Said’s Orientalism has been on my book list ever since I took a class called African American Contemporary Religious Thought. Said was referenced many times in one of my assigned books, Racializing Jesus by Shawn Kelley.
As a Christian noticing that Ramadan is happening, I had intentions on reading the book with others, especially in light of 45’s racialized comments about the Muslim holiday. I have a vague idea of what orientalism actually refers to, but 45’s remarks struck me as perhaps fitting orientalist discourse. I’m interested in seeing how the definition of “orientalism” that Said has constructed differs from the definition that I was gathering from the world around me.
In addition, one of my professors (who isn’t actually MY professor, but a friend who IS a professor) also suggested that I blog about what I read. I’m sure that this will also help me in citing works in the future! So here we are! 🙂
Here a few quotes that stand out to me from the first half of the introduction (pages 1-14 in the 25th anniversary edition of the book). The literature is dense, so there’s a lot to choose from.
“I have begun with the assumption that the Orient is not an inert fact of nature. It is not merely there, just as the Occident itself is not just there either. We must take seriously Vico’s great observation that men make their own history, that what they can know is what they have made, and extend it to geography: as both geographical and cultural entities—-to say nothing of historical entities—-such locales, regions, geographical sectors as “Orient” and “Occident” are man-made. Therefore as much as the West itself, the Orient is an idea that has a history and a tradition of thought, imagery, and vocabulary that have given it reality and presence in and for the West. The two geographical entities thus support and to an extent reflect each other.”
What I sense Said saying here is that the West as we think of it and speak of it would not be possible unless the West had defined the “East”. What I understand Said as describing as “the Occident” is what we often refer to as the West, specifically empires such as Britain, France and The United States. What do you think?
Said also offers a few qualifications to the above quote:
“It would be wrong to conclude that the Orient was essentially an idea, or a creation with no corresponding reality.”
“A second qualification is that ideas, cultures and histories cannot seriously be understood or studied without their force, or more precisely their configurations of power, also being studied. To believe that the Orient was created– or, as I call it, “Orientalized” —and to believe that such things happening simply as a necessity of the imagination, is to be disingenuous. The relationship between Occident and Orient is a relationship of power, of domination, of varying degrees of a complex hegemony… The Orient was Orientalized not only because it was discovered to be “Oriental” in all those ways considered common place by an average nineteenth-century European, but also because it could be—that is, submitted to being—made Oriental.”
In other words, the construction of “the Orient” or “the East” must be understood in relationship to how power is being wielded and who is dominating who. If I am reading Said correctly, orientalism is constructed by the West for the purpose of domination.
Said’s last qualification to the first-most statement is as follows:
“One ought never to assume that the structure of Orientalism is nothing more than a structure of lies or myths which, were the truth about them to be told, would simply blow away.
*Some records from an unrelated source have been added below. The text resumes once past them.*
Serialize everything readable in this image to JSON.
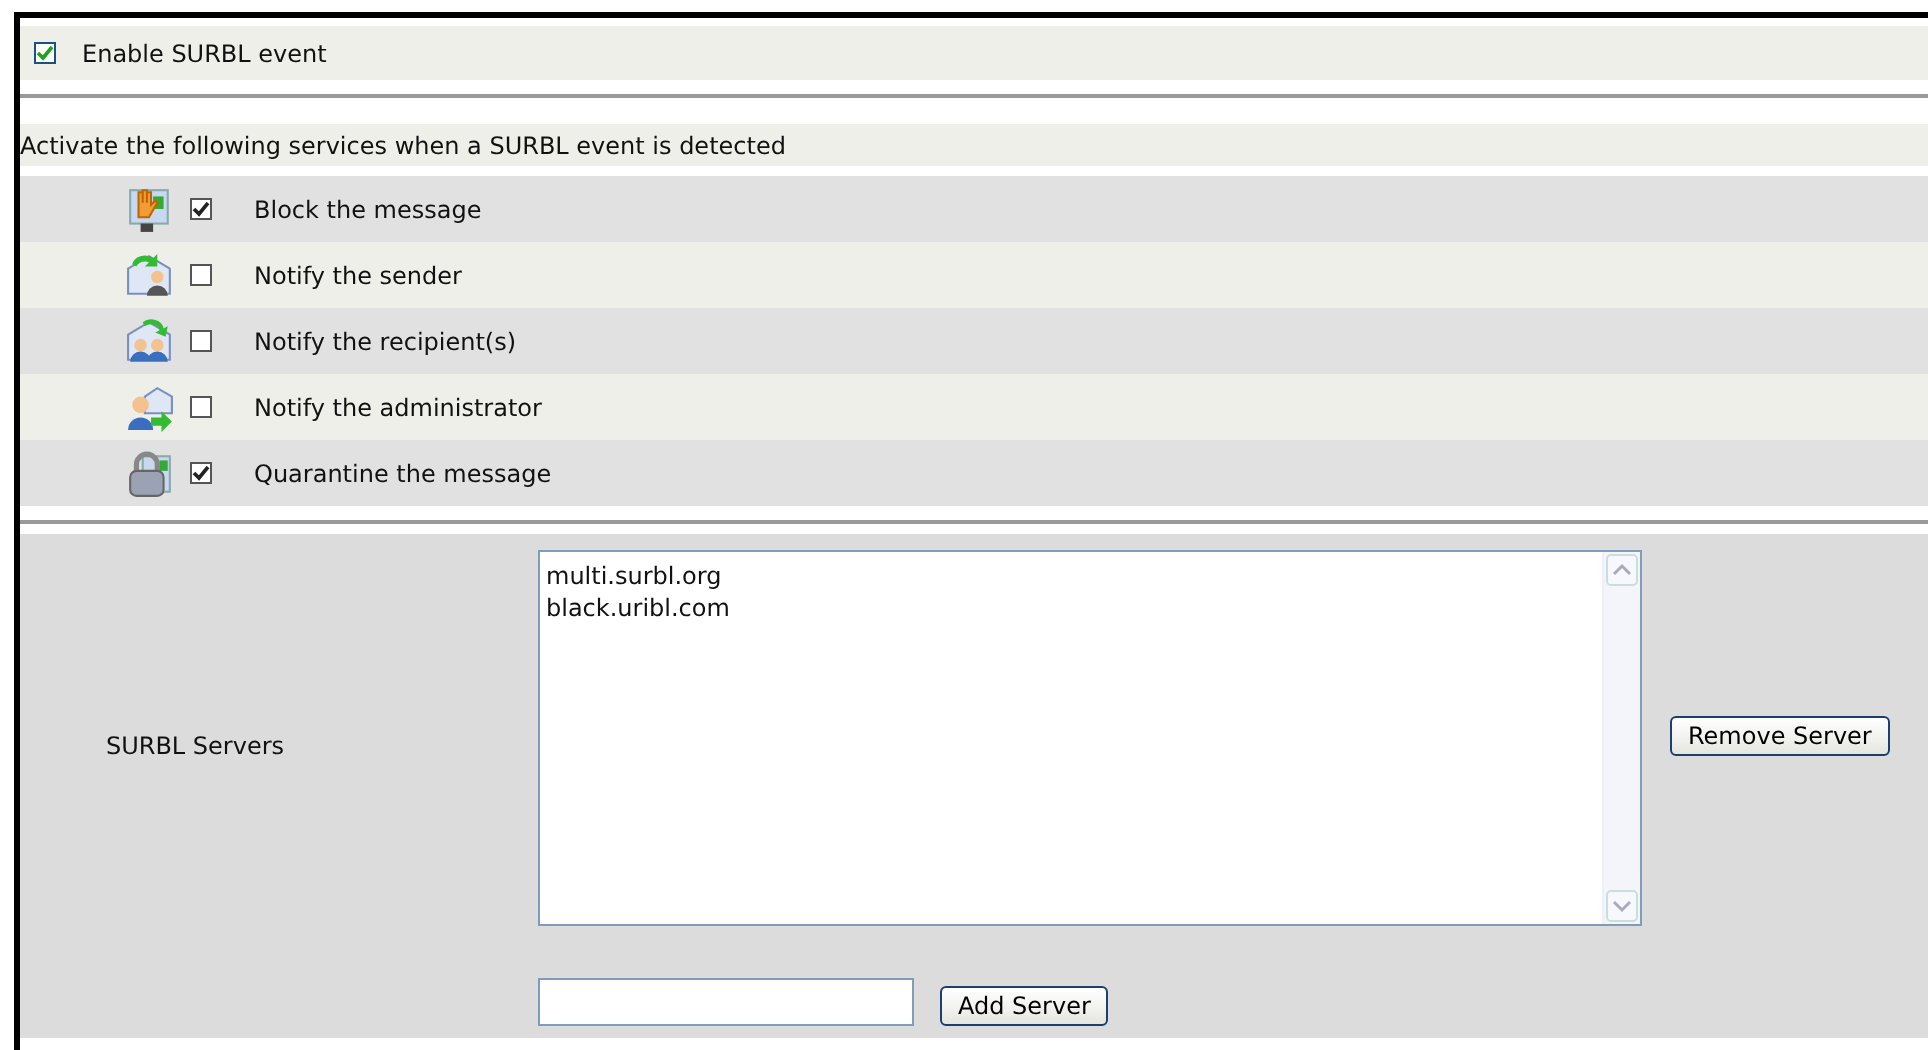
{
  "enable": {
    "label": "Enable SURBL event",
    "checked": true
  },
  "actions_heading": "Activate the following services when a SURBL event is detected",
  "actions": [
    {
      "label": "Block the message",
      "checked": true
    },
    {
      "label": "Notify the sender",
      "checked": false
    },
    {
      "label": "Notify the recipient(s)",
      "checked": false
    },
    {
      "label": "Notify the administrator",
      "checked": false
    },
    {
      "label": "Quarantine the message",
      "checked": true
    }
  ],
  "servers": {
    "label": "SURBL Servers",
    "items": [
      "multi.surbl.org",
      "black.uribl.com"
    ],
    "remove_button": "Remove Server",
    "add_button": "Add Server"
  }
}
I myself believe that Orientalism is more particularly valuable as a sign of European-Atlantic power over the Orient than it is a veridic discourse about the Orient…. Orientalism, therefore, is not an airy European fantasy about the Orient, but a created body of theory and practice in which, for many generations, there has been a considerable material investment.
What I believe Said to be saying here is that Orientalism attempts to stand in as actual wisdom, insight and understanding of the East. Orientalism is meant to be understood by the west as true knowledge about the East. Therefore, orientalism cannot be dismissed easily, it won’t just “blow away”.
Said also discusses the role that culture plays in creating and maintaining orientalism. Culture allows for orientalist ideas and vocabularies to have influence in society by being absorbed into persons. Said references Gramsci’s identification of hegemony. For something to have hegemony, or to be hegemonic, is for that something to have more influence over others, as is the case of Christianity in the United States over other religions. Christianity has a hegemonic presence in the U.S. in that it is the religion of main influence over many others, so much so that many of us take its influence for granted in our institutions and rhetoric about the United States. Some of mainsteam U.S. Christian assumptions are so hegemonic that they might be invisible to many of us. I sense that Said is arguing that Orientalism has a hegemonic, embedded and invisiblized presence in the culture of the West. Instead of having these ideas forced upon people by a political entity, Westerners simply accept (or in Gramsci’s words “consent” to) Orientalist ideas by absorbing it from culture and not questioning what they consume. I’m looking forward to reading more and seeing if I’m understanding and grasping what Said means.
Thank you for reading a little bit of Said with me. Let me know if you have any thoughts about what I shared or if you’d like to join me in reading this seminal work. I would love to hear what you think!
(Also, this ought to go without saying, especially in light of reading this: please do not call anyone, their possessions, or culture “oriental”. That’s racist.)